TASK TO CARRY OUT: Gather all lines from the material that contain the word "arrow".
● ● ●
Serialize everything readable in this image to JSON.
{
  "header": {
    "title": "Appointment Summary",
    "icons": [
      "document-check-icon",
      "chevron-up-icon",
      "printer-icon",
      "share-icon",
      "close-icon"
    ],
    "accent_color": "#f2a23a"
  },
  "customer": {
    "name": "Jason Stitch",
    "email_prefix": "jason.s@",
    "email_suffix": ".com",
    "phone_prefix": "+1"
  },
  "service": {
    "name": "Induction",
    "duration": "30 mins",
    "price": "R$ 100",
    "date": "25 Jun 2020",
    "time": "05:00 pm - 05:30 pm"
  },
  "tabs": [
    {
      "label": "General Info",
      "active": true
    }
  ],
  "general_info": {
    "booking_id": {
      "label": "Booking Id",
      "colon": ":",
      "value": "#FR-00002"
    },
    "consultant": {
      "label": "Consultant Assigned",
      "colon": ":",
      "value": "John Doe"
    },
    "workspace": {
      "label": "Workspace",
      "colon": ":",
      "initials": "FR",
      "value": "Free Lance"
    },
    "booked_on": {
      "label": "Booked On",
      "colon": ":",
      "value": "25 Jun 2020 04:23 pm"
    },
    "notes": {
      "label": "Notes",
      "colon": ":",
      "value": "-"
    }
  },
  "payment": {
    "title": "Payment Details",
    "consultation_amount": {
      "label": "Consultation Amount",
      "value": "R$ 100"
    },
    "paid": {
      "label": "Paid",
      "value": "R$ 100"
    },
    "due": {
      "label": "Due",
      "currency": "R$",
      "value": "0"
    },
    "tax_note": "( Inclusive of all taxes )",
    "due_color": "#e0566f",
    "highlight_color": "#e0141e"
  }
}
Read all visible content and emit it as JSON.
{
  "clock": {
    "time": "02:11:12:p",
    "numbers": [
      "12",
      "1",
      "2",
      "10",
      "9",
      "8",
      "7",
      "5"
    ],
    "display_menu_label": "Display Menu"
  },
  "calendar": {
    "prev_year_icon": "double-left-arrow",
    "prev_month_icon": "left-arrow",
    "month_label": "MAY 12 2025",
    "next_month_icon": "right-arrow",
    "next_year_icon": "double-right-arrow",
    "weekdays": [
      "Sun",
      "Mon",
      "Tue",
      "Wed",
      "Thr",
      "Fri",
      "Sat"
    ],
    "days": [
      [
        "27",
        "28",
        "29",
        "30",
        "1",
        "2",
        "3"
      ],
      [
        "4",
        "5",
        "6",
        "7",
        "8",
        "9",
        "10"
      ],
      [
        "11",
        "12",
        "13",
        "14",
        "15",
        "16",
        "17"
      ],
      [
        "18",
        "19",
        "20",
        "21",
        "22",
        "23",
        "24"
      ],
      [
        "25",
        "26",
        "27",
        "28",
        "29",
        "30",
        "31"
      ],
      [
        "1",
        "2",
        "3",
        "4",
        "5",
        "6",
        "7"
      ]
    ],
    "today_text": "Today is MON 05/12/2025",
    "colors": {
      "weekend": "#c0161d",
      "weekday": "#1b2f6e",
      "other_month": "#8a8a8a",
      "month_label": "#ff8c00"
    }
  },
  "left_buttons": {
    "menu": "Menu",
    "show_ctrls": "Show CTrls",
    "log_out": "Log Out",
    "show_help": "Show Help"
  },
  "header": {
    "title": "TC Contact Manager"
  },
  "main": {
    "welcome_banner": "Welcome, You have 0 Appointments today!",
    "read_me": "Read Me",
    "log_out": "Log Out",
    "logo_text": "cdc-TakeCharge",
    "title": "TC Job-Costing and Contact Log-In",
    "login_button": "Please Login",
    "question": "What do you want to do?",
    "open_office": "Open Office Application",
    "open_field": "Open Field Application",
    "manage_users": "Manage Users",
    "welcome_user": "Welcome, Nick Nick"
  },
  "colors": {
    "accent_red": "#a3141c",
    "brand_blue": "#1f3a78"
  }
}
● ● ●
EXPECTED ANSWER:
    "prev_year_icon": "double-left-arrow",
    "prev_month_icon": "left-arrow",
    "next_month_icon": "right-arrow",
    "next_year_icon": "double-right-arrow",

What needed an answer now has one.